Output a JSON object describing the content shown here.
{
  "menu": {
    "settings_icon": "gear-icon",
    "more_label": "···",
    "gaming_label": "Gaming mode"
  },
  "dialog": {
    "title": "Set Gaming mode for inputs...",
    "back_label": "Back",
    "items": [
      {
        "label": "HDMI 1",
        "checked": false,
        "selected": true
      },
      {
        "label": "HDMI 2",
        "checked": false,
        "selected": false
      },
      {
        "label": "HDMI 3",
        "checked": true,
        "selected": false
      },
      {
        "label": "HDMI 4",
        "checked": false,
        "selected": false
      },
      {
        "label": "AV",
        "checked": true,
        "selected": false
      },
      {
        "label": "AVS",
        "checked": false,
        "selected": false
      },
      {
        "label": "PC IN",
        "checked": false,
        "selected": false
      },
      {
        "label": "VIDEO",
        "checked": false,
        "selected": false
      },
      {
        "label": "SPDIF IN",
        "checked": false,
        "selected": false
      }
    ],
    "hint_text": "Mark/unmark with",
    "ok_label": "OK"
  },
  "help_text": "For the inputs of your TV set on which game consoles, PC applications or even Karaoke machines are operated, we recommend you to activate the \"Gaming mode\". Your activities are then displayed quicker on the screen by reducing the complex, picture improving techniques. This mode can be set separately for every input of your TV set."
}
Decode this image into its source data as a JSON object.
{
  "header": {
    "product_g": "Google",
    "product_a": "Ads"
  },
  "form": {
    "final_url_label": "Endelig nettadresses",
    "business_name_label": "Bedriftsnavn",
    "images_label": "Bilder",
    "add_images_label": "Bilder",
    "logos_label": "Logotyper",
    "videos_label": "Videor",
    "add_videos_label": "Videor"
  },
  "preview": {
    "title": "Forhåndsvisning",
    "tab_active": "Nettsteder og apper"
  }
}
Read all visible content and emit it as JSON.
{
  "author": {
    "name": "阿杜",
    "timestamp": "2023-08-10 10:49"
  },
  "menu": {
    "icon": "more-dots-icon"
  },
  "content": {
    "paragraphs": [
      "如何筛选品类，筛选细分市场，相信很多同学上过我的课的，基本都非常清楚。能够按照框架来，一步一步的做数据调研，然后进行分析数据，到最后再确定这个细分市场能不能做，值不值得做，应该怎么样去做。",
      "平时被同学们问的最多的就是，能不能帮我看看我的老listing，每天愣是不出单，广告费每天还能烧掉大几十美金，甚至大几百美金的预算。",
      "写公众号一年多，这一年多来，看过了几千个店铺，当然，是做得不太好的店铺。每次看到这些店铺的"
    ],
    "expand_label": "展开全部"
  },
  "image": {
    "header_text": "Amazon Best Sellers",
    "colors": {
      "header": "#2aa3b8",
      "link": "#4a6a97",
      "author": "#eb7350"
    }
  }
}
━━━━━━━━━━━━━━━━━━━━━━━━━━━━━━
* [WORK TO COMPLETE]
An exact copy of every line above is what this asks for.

* [ANSWER BOX]
Output a JSON object describing the content shown here.
{
  "menu": {
    "settings_icon": "gear-icon",
    "more_label": "···",
    "gaming_label": "Gaming mode"
  },
  "dialog": {
    "title": "Set Gaming mode for inputs...",
    "back_label": "Back",
    "items": [
      {
        "label": "HDMI 1",
        "checked": false,
        "selected": true
      },
      {
        "label": "HDMI 2",
        "checked": false,
        "selected": false
      },
      {
        "label": "HDMI 3",
        "checked": true,
        "selected": false
      },
      {
        "label": "HDMI 4",
        "checked": false,
        "selected": false
      },
      {
        "label": "AV",
        "checked": true,
        "selected": false
      },
      {
        "label": "AVS",
        "checked": false,
        "selected": false
      },
      {
        "label": "PC IN",
        "checked": false,
        "selected": false
      },
      {
        "label": "VIDEO",
        "checked": false,
        "selected": false
      },
      {
        "label": "SPDIF IN",
        "checked": false,
        "selected": false
      }
    ],
    "hint_text": "Mark/unmark with",
    "ok_label": "OK"
  },
  "help_text": "For the inputs of your TV set on which game consoles, PC applications or even Karaoke machines are operated, we recommend you to activate the \"Gaming mode\". Your activities are then displayed quicker on the screen by reducing the complex, picture improving techniques. This mode can be set separately for every input of your TV set."
}
Decode this image into its source data as a JSON object.
{
  "header": {
    "product_g": "Google",
    "product_a": "Ads"
  },
  "form": {
    "final_url_label": "Endelig nettadresses",
    "business_name_label": "Bedriftsnavn",
    "images_label": "Bilder",
    "add_images_label": "Bilder",
    "logos_label": "Logotyper",
    "videos_label": "Videor",
    "add_videos_label": "Videor"
  },
  "preview": {
    "title": "Forhåndsvisning",
    "tab_active": "Nettsteder og apper"
  }
}
Read all visible content and emit it as JSON.
{
  "author": {
    "name": "阿杜",
    "timestamp": "2023-08-10 10:49"
  },
  "menu": {
    "icon": "more-dots-icon"
  },
  "content": {
    "paragraphs": [
      "如何筛选品类，筛选细分市场，相信很多同学上过我的课的，基本都非常清楚。能够按照框架来，一步一步的做数据调研，然后进行分析数据，到最后再确定这个细分市场能不能做，值不值得做，应该怎么样去做。",
      "平时被同学们问的最多的就是，能不能帮我看看我的老listing，每天愣是不出单，广告费每天还能烧掉大几十美金，甚至大几百美金的预算。",
      "写公众号一年多，这一年多来，看过了几千个店铺，当然，是做得不太好的店铺。每次看到这些店铺的"
    ],
    "expand_label": "展开全部"
  },
  "image": {
    "header_text": "Amazon Best Sellers",
    "colors": {
      "header": "#2aa3b8",
      "link": "#4a6a97",
      "author": "#eb7350"
    }
  }
}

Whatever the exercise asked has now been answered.